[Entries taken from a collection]
^^^^^^^^^^^^^^^^
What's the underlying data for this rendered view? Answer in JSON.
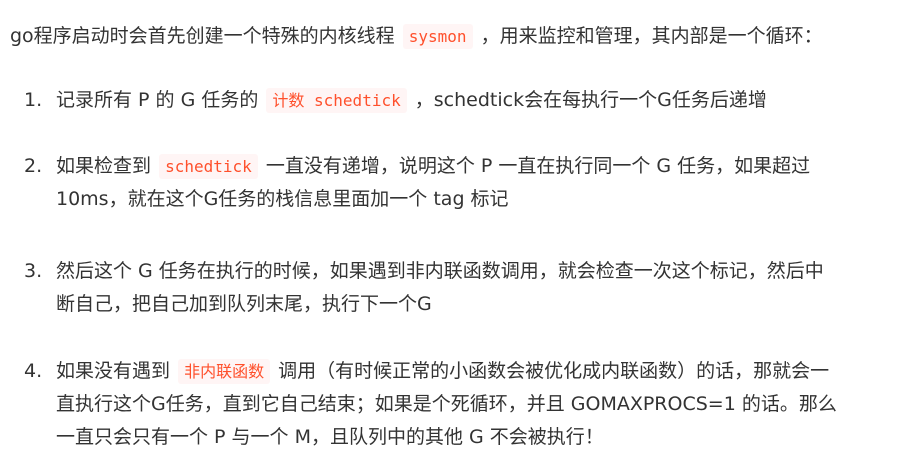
{
  "intro": {
    "before": "go程序启动时会首先创建一个特殊的内核线程",
    "code": "sysmon",
    "after": "，用来监控和管理，其内部是一个循环："
  },
  "items": [
    {
      "number": "1.",
      "before": "记录所有 P 的 G 任务的",
      "code": "计数 schedtick",
      "after": "，schedtick会在每执行一个G任务后递增"
    },
    {
      "number": "2.",
      "before": "如果检查到",
      "code": "schedtick",
      "after_line1": "一直没有递增，说明这个 P 一直在执行同一个 G 任务，如果超过",
      "line2": "10ms，就在这个G任务的栈信息里面加一个 tag 标记"
    },
    {
      "number": "3.",
      "line1": "然后这个 G 任务在执行的时候，如果遇到非内联函数调用，就会检查一次这个标记，然后中",
      "line2": "断自己，把自己加到队列末尾，执行下一个G"
    },
    {
      "number": "4.",
      "before": "如果没有遇到",
      "code": "非内联函数",
      "after_line1": "调用（有时候正常的小函数会被优化成内联函数）的话，那就会一",
      "line2": "直执行这个G任务，直到它自己结束；如果是个死循环，并且 GOMAXPROCS=1 的话。那么",
      "line3": "一直只会只有一个 P 与一个 M，且队列中的其他 G 不会被执行！"
    }
  ]
}
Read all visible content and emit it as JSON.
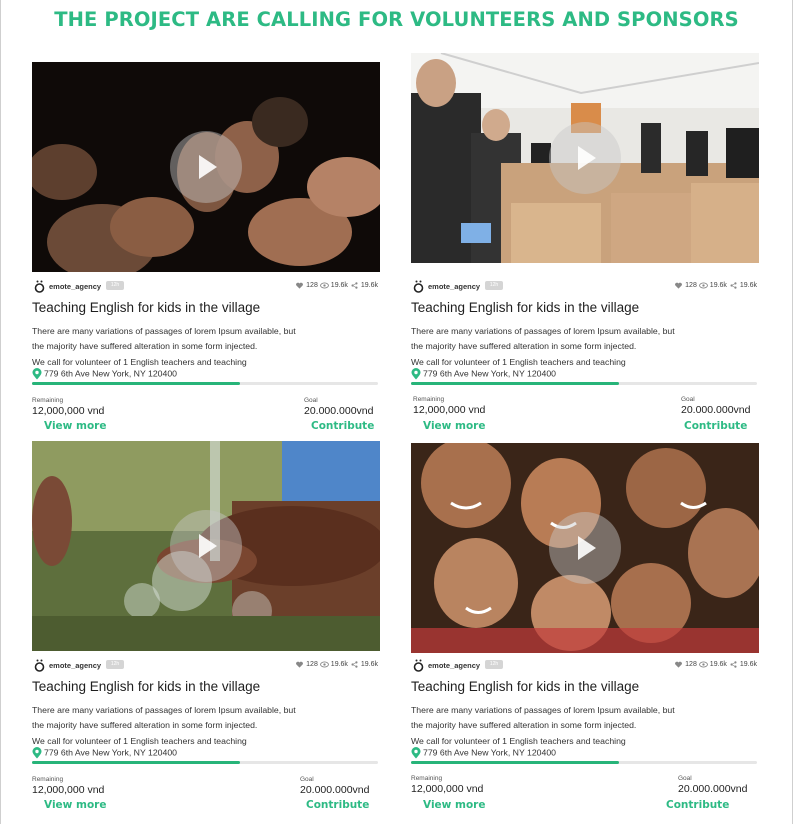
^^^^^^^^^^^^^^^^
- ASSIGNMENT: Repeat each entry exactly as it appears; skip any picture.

- WRITTEN REPLY:
What's the underlying data for this rendered view? Answer in JSON.
{
  "intro": {
    "before": "go程序启动时会首先创建一个特殊的内核线程",
    "code": "sysmon",
    "after": "，用来监控和管理，其内部是一个循环："
  },
  "items": [
    {
      "number": "1.",
      "before": "记录所有 P 的 G 任务的",
      "code": "计数 schedtick",
      "after": "，schedtick会在每执行一个G任务后递增"
    },
    {
      "number": "2.",
      "before": "如果检查到",
      "code": "schedtick",
      "after_line1": "一直没有递增，说明这个 P 一直在执行同一个 G 任务，如果超过",
      "line2": "10ms，就在这个G任务的栈信息里面加一个 tag 标记"
    },
    {
      "number": "3.",
      "line1": "然后这个 G 任务在执行的时候，如果遇到非内联函数调用，就会检查一次这个标记，然后中",
      "line2": "断自己，把自己加到队列末尾，执行下一个G"
    },
    {
      "number": "4.",
      "before": "如果没有遇到",
      "code": "非内联函数",
      "after_line1": "调用（有时候正常的小函数会被优化成内联函数）的话，那就会一",
      "line2": "直执行这个G任务，直到它自己结束；如果是个死循环，并且 GOMAXPROCS=1 的话。那么",
      "line3": "一直只会只有一个 P 与一个 M，且队列中的其他 G 不会被执行！"
    }
  ]
}
Read all visible content and emit it as JSON.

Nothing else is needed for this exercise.